Your job is to retype all of the data word for word, leaving every image out.

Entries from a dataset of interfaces
-- -- --

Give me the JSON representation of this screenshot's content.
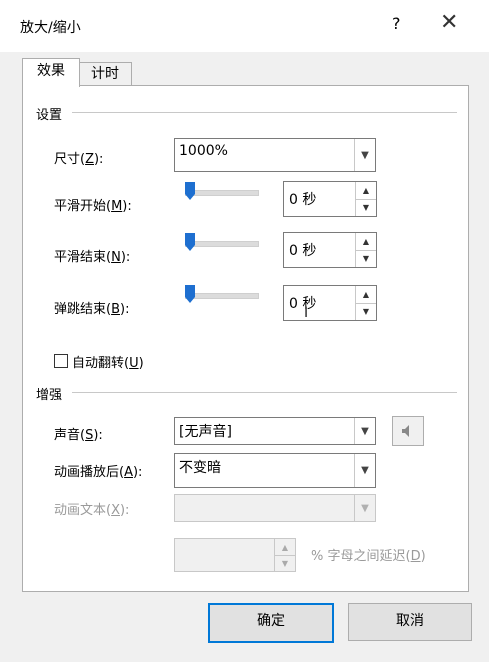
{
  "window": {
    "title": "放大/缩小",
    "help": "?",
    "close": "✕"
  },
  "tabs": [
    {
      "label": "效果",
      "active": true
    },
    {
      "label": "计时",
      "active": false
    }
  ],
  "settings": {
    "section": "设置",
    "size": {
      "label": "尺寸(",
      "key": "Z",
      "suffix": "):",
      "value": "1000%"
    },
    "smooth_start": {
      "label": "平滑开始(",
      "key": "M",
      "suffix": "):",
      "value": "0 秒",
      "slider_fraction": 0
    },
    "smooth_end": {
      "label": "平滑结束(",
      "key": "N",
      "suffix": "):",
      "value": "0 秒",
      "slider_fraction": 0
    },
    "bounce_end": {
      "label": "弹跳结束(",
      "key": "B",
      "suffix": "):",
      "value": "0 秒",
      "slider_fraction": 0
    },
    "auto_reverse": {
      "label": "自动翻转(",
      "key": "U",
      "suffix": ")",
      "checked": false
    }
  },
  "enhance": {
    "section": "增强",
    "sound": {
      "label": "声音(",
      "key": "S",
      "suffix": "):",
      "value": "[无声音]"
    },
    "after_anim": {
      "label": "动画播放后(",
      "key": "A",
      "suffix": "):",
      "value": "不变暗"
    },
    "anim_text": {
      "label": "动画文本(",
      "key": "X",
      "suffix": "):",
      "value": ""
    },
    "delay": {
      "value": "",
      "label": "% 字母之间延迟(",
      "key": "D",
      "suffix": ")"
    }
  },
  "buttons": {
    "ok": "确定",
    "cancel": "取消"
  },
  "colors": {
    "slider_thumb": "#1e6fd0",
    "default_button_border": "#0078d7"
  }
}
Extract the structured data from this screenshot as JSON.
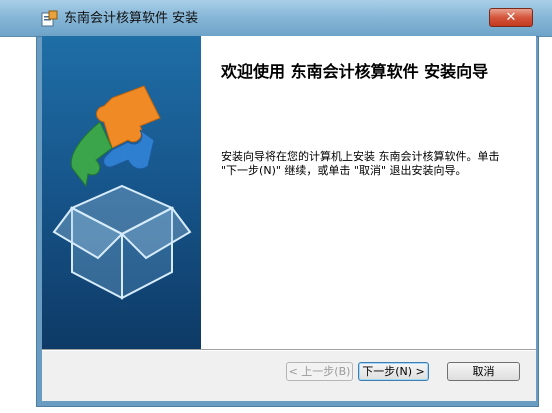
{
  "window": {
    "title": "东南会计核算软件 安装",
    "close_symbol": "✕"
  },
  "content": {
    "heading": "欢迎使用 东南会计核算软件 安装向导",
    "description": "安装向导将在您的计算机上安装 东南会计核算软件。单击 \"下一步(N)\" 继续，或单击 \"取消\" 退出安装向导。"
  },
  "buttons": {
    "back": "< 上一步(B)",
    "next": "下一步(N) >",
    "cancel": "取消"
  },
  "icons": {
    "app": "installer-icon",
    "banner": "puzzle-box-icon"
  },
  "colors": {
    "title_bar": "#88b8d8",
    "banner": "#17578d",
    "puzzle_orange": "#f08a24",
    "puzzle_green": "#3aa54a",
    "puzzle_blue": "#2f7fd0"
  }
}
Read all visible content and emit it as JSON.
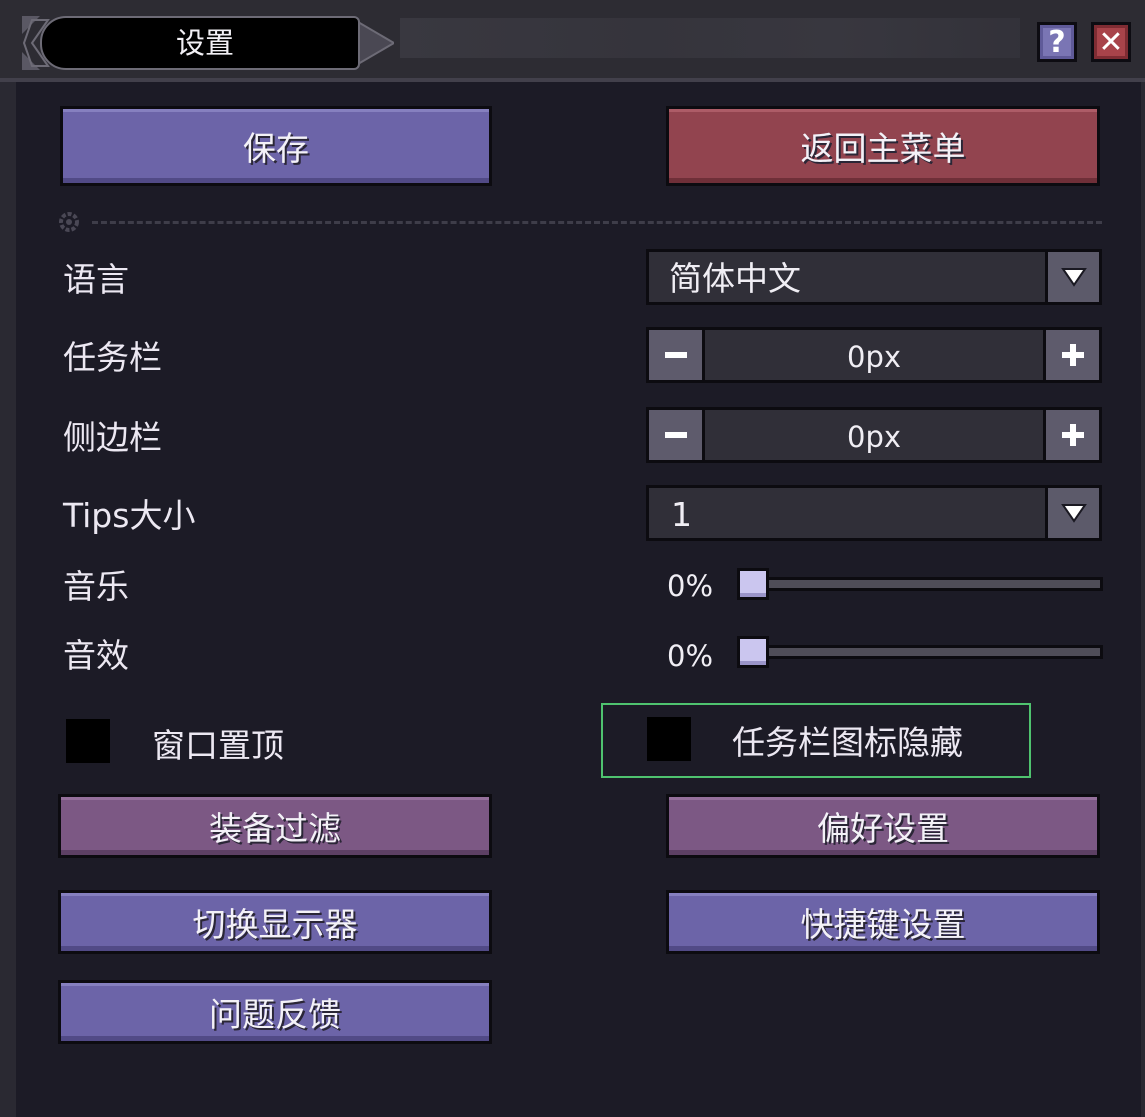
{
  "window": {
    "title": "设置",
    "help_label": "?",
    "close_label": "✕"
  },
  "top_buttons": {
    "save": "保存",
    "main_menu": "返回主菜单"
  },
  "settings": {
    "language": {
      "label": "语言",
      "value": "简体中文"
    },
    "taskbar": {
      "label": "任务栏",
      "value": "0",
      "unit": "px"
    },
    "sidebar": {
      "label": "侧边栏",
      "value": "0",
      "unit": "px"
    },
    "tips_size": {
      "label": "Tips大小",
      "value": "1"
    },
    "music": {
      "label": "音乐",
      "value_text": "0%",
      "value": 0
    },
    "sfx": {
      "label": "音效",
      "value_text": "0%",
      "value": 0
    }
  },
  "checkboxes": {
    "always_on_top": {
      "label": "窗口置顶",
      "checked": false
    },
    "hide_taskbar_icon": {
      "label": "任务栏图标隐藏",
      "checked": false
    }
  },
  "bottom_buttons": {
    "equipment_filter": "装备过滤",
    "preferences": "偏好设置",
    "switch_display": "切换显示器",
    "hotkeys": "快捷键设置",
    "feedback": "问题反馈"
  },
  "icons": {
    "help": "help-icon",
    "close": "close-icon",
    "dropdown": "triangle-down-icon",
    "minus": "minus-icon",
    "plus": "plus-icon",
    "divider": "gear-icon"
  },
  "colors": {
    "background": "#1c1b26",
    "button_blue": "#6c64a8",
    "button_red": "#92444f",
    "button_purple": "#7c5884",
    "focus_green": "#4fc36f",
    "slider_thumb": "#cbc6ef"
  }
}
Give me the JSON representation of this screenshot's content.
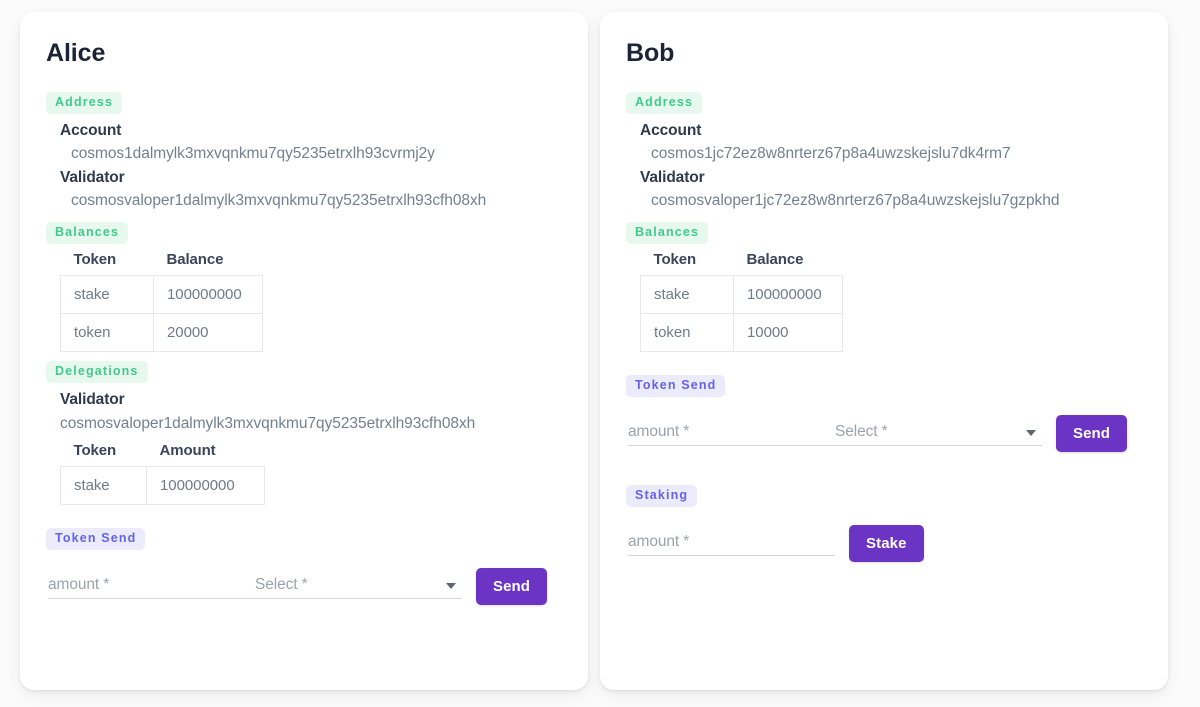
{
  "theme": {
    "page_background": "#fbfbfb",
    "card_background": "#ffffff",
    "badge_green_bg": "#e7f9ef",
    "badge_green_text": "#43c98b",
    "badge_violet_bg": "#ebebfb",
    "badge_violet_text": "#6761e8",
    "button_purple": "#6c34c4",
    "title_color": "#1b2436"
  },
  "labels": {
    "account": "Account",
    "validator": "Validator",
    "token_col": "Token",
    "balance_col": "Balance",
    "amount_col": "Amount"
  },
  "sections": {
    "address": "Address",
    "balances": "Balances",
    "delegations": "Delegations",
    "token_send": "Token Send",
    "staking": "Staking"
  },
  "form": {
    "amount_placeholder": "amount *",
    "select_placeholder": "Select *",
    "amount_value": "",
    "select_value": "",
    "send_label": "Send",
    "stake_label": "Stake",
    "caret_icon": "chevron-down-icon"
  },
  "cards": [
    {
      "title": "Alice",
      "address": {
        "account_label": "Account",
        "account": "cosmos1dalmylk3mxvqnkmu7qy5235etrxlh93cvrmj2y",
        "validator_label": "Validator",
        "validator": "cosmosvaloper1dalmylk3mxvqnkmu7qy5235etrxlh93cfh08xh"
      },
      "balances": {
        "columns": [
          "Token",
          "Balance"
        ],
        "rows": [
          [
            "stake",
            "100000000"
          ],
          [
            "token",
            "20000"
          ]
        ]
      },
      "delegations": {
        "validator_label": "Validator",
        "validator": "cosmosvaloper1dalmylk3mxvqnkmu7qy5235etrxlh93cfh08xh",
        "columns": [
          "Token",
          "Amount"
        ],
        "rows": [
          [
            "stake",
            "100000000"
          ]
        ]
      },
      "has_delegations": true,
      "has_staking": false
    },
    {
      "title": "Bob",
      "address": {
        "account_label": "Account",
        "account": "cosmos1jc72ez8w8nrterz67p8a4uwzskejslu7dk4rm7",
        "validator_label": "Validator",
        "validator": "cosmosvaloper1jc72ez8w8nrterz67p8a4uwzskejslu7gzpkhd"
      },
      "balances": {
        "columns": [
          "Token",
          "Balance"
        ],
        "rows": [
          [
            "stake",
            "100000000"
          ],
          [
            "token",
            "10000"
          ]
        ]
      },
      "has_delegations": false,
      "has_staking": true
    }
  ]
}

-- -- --

_ANSWER FOR THE TASK:_
Give me the JSON representation of this screenshot's content.
{
  "window": {
    "title": "放大/缩小",
    "help": "?",
    "close": "✕"
  },
  "tabs": [
    {
      "label": "效果",
      "active": true
    },
    {
      "label": "计时",
      "active": false
    }
  ],
  "settings": {
    "section": "设置",
    "size": {
      "label": "尺寸(",
      "key": "Z",
      "suffix": "):",
      "value": "1000%"
    },
    "smooth_start": {
      "label": "平滑开始(",
      "key": "M",
      "suffix": "):",
      "value": "0 秒",
      "slider_fraction": 0
    },
    "smooth_end": {
      "label": "平滑结束(",
      "key": "N",
      "suffix": "):",
      "value": "0 秒",
      "slider_fraction": 0
    },
    "bounce_end": {
      "label": "弹跳结束(",
      "key": "B",
      "suffix": "):",
      "value": "0 秒",
      "slider_fraction": 0
    },
    "auto_reverse": {
      "label": "自动翻转(",
      "key": "U",
      "suffix": ")",
      "checked": false
    }
  },
  "enhance": {
    "section": "增强",
    "sound": {
      "label": "声音(",
      "key": "S",
      "suffix": "):",
      "value": "[无声音]"
    },
    "after_anim": {
      "label": "动画播放后(",
      "key": "A",
      "suffix": "):",
      "value": "不变暗"
    },
    "anim_text": {
      "label": "动画文本(",
      "key": "X",
      "suffix": "):",
      "value": ""
    },
    "delay": {
      "value": "",
      "label": "% 字母之间延迟(",
      "key": "D",
      "suffix": ")"
    }
  },
  "buttons": {
    "ok": "确定",
    "cancel": "取消"
  },
  "colors": {
    "slider_thumb": "#1e6fd0",
    "default_button_border": "#0078d7"
  }
}
Extract the structured data from this screenshot as JSON.
{
  "window": {
    "title": "东南会计核算软件 安装",
    "close_symbol": "✕"
  },
  "content": {
    "heading": "欢迎使用 东南会计核算软件 安装向导",
    "description": "安装向导将在您的计算机上安装 东南会计核算软件。单击 \"下一步(N)\" 继续，或单击 \"取消\" 退出安装向导。"
  },
  "buttons": {
    "back": "< 上一步(B)",
    "next": "下一步(N) >",
    "cancel": "取消"
  },
  "icons": {
    "app": "installer-icon",
    "banner": "puzzle-box-icon"
  },
  "colors": {
    "title_bar": "#88b8d8",
    "banner": "#17578d",
    "puzzle_orange": "#f08a24",
    "puzzle_green": "#3aa54a",
    "puzzle_blue": "#2f7fd0"
  }
}
Read all visible content and emit it as JSON.
{
  "window": {
    "title": "设置",
    "help_label": "?",
    "close_label": "✕"
  },
  "top_buttons": {
    "save": "保存",
    "main_menu": "返回主菜单"
  },
  "settings": {
    "language": {
      "label": "语言",
      "value": "简体中文"
    },
    "taskbar": {
      "label": "任务栏",
      "value": "0",
      "unit": "px"
    },
    "sidebar": {
      "label": "侧边栏",
      "value": "0",
      "unit": "px"
    },
    "tips_size": {
      "label": "Tips大小",
      "value": "1"
    },
    "music": {
      "label": "音乐",
      "value_text": "0%",
      "value": 0
    },
    "sfx": {
      "label": "音效",
      "value_text": "0%",
      "value": 0
    }
  },
  "checkboxes": {
    "always_on_top": {
      "label": "窗口置顶",
      "checked": false
    },
    "hide_taskbar_icon": {
      "label": "任务栏图标隐藏",
      "checked": false
    }
  },
  "bottom_buttons": {
    "equipment_filter": "装备过滤",
    "preferences": "偏好设置",
    "switch_display": "切换显示器",
    "hotkeys": "快捷键设置",
    "feedback": "问题反馈"
  },
  "icons": {
    "help": "help-icon",
    "close": "close-icon",
    "dropdown": "triangle-down-icon",
    "minus": "minus-icon",
    "plus": "plus-icon",
    "divider": "gear-icon"
  },
  "colors": {
    "background": "#1c1b26",
    "button_blue": "#6c64a8",
    "button_red": "#92444f",
    "button_purple": "#7c5884",
    "focus_green": "#4fc36f",
    "slider_thumb": "#cbc6ef"
  }
}
Give me the JSON representation of this screenshot's content.
{
  "theme": {
    "page_background": "#fbfbfb",
    "card_background": "#ffffff",
    "badge_green_bg": "#e7f9ef",
    "badge_green_text": "#43c98b",
    "badge_violet_bg": "#ebebfb",
    "badge_violet_text": "#6761e8",
    "button_purple": "#6c34c4",
    "title_color": "#1b2436"
  },
  "labels": {
    "account": "Account",
    "validator": "Validator",
    "token_col": "Token",
    "balance_col": "Balance",
    "amount_col": "Amount"
  },
  "sections": {
    "address": "Address",
    "balances": "Balances",
    "delegations": "Delegations",
    "token_send": "Token Send",
    "staking": "Staking"
  },
  "form": {
    "amount_placeholder": "amount *",
    "select_placeholder": "Select *",
    "amount_value": "",
    "select_value": "",
    "send_label": "Send",
    "stake_label": "Stake",
    "caret_icon": "chevron-down-icon"
  },
  "cards": [
    {
      "title": "Alice",
      "address": {
        "account_label": "Account",
        "account": "cosmos1dalmylk3mxvqnkmu7qy5235etrxlh93cvrmj2y",
        "validator_label": "Validator",
        "validator": "cosmosvaloper1dalmylk3mxvqnkmu7qy5235etrxlh93cfh08xh"
      },
      "balances": {
        "columns": [
          "Token",
          "Balance"
        ],
        "rows": [
          [
            "stake",
            "100000000"
          ],
          [
            "token",
            "20000"
          ]
        ]
      },
      "delegations": {
        "validator_label": "Validator",
        "validator": "cosmosvaloper1dalmylk3mxvqnkmu7qy5235etrxlh93cfh08xh",
        "columns": [
          "Token",
          "Amount"
        ],
        "rows": [
          [
            "stake",
            "100000000"
          ]
        ]
      },
      "has_delegations": true,
      "has_staking": false
    },
    {
      "title": "Bob",
      "address": {
        "account_label": "Account",
        "account": "cosmos1jc72ez8w8nrterz67p8a4uwzskejslu7dk4rm7",
        "validator_label": "Validator",
        "validator": "cosmosvaloper1jc72ez8w8nrterz67p8a4uwzskejslu7gzpkhd"
      },
      "balances": {
        "columns": [
          "Token",
          "Balance"
        ],
        "rows": [
          [
            "stake",
            "100000000"
          ],
          [
            "token",
            "10000"
          ]
        ]
      },
      "has_delegations": false,
      "has_staking": true
    }
  ]
}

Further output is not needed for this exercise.